EXERCISE BRIEF:
Where does the string "Magdalena" appear? Copy every line of the entries below that holds it.
--------------------------------------------------
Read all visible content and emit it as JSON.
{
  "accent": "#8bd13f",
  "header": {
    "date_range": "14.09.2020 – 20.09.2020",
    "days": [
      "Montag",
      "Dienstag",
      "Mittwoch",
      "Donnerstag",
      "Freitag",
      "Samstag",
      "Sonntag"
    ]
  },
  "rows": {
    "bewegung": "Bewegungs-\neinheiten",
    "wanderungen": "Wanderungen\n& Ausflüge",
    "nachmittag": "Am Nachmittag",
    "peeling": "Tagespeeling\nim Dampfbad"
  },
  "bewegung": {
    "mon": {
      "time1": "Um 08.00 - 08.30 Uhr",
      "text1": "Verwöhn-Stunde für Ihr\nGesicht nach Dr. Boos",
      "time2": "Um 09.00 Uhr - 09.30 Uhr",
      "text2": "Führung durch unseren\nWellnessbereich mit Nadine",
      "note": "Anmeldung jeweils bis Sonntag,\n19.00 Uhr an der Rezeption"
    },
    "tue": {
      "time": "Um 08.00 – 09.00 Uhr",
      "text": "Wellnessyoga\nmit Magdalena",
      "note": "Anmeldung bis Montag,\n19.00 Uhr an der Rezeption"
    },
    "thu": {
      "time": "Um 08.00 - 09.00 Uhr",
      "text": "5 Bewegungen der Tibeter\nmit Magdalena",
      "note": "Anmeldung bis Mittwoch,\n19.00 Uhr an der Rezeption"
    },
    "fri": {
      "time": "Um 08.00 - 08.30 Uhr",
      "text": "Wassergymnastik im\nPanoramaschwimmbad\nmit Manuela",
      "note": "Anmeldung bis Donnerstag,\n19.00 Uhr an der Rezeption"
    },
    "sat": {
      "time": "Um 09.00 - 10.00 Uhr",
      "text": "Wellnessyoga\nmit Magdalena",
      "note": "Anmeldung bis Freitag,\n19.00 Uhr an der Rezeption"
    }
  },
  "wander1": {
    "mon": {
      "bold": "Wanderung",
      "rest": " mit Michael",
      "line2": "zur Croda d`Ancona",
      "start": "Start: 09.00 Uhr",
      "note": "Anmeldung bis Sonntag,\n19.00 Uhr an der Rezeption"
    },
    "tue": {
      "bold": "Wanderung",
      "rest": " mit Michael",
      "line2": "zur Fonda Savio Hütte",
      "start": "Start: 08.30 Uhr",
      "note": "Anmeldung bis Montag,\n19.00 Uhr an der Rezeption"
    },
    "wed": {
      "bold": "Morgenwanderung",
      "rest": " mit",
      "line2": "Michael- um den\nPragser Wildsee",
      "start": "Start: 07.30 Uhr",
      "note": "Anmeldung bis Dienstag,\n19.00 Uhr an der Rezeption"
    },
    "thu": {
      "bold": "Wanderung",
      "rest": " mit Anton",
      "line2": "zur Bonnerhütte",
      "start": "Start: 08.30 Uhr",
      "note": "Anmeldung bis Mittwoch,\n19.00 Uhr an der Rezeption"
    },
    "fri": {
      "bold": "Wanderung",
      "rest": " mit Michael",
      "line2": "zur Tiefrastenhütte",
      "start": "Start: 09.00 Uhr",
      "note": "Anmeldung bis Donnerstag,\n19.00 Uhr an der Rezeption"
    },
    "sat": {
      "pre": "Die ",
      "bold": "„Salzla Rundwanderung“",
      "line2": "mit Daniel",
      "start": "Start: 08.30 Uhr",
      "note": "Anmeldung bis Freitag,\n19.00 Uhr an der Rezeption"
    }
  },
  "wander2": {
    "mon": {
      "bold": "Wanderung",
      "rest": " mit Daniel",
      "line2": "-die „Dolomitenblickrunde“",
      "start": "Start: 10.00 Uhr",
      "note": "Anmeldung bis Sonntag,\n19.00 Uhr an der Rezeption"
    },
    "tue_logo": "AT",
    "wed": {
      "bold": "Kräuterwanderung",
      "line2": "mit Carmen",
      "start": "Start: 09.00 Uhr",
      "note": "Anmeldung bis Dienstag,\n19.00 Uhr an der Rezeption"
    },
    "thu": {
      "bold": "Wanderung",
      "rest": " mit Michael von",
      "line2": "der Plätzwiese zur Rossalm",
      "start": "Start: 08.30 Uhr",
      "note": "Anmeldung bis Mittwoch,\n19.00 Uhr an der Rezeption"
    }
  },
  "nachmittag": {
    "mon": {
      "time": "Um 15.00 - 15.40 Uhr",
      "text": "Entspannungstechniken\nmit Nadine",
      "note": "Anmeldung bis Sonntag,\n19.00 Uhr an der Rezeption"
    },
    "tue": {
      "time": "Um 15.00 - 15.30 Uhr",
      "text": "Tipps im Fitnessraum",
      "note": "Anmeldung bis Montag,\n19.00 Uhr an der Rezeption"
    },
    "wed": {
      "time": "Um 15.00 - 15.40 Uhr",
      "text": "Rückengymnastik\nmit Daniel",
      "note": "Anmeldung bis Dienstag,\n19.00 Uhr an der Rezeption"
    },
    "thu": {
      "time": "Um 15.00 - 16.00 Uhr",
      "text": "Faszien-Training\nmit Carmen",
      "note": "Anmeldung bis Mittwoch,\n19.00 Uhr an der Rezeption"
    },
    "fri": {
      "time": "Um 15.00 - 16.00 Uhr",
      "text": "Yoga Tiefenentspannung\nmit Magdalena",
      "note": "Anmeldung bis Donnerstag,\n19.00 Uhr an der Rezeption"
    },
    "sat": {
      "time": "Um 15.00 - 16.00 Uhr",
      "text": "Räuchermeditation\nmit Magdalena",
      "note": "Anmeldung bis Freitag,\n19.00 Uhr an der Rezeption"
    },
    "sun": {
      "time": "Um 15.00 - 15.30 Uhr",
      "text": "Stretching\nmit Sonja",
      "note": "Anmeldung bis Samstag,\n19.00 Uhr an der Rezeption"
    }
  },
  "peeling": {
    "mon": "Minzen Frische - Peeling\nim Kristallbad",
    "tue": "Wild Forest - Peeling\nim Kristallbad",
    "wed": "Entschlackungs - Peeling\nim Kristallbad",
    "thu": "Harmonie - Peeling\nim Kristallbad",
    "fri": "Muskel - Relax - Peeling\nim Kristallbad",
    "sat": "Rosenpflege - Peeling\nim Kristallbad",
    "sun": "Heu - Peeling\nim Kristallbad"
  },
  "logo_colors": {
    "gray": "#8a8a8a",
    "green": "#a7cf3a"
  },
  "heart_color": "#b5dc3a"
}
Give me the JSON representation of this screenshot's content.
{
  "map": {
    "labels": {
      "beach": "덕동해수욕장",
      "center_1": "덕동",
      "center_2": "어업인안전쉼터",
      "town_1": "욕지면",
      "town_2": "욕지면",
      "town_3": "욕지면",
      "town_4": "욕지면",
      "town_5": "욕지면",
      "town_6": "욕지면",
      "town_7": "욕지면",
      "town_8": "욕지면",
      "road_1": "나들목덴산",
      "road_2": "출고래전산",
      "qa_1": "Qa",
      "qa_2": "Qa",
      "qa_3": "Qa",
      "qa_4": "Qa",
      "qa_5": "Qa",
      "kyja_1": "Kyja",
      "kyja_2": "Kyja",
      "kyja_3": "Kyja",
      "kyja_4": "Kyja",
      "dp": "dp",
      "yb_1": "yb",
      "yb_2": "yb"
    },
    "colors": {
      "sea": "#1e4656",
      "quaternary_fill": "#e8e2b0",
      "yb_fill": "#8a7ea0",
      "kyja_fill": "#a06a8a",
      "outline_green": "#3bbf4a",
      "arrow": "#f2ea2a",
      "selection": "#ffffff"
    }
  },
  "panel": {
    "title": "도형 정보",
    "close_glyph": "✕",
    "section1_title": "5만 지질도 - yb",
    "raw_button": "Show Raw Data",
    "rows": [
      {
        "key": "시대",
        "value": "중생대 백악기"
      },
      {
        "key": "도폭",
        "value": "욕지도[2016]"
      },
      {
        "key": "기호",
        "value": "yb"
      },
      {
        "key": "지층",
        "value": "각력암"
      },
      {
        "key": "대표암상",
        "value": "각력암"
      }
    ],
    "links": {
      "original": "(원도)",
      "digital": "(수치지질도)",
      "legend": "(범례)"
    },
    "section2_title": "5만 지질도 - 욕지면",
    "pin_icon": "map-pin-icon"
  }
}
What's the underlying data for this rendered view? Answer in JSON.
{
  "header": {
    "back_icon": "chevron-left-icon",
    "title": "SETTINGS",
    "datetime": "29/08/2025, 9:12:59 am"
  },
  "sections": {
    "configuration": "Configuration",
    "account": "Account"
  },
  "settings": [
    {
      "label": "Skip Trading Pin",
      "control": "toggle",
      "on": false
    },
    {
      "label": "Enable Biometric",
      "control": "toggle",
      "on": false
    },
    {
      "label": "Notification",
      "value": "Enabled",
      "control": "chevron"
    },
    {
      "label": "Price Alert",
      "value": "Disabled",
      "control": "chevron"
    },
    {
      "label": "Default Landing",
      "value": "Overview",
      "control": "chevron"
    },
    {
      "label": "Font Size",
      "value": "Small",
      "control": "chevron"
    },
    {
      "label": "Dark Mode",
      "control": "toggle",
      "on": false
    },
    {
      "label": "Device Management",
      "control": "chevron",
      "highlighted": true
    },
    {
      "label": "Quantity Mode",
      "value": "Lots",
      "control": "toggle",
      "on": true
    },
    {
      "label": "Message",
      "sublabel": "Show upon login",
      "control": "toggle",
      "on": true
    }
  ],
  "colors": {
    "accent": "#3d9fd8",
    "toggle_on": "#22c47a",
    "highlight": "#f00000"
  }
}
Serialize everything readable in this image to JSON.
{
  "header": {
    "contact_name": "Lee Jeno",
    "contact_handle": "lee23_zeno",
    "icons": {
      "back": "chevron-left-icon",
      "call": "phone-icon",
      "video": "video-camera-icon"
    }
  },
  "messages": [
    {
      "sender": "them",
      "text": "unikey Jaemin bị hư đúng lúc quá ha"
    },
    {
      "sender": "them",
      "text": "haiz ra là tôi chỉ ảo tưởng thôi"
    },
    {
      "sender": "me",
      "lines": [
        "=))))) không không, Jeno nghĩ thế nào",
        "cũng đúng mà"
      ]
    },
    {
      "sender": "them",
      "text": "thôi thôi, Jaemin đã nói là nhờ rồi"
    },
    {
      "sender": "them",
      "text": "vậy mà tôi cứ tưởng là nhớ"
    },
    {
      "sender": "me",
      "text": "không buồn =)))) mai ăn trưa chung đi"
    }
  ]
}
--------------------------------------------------
RESULT OF THE EXERCISE:
      "text": "Wellnessyoga\nmit Magdalena",
      "text": "5 Bewegungen der Tibeter\nmit Magdalena",
      "text": "Wellnessyoga\nmit Magdalena",
      "text": "Yoga Tiefenentspannung\nmit Magdalena",
      "text": "Räuchermeditation\nmit Magdalena",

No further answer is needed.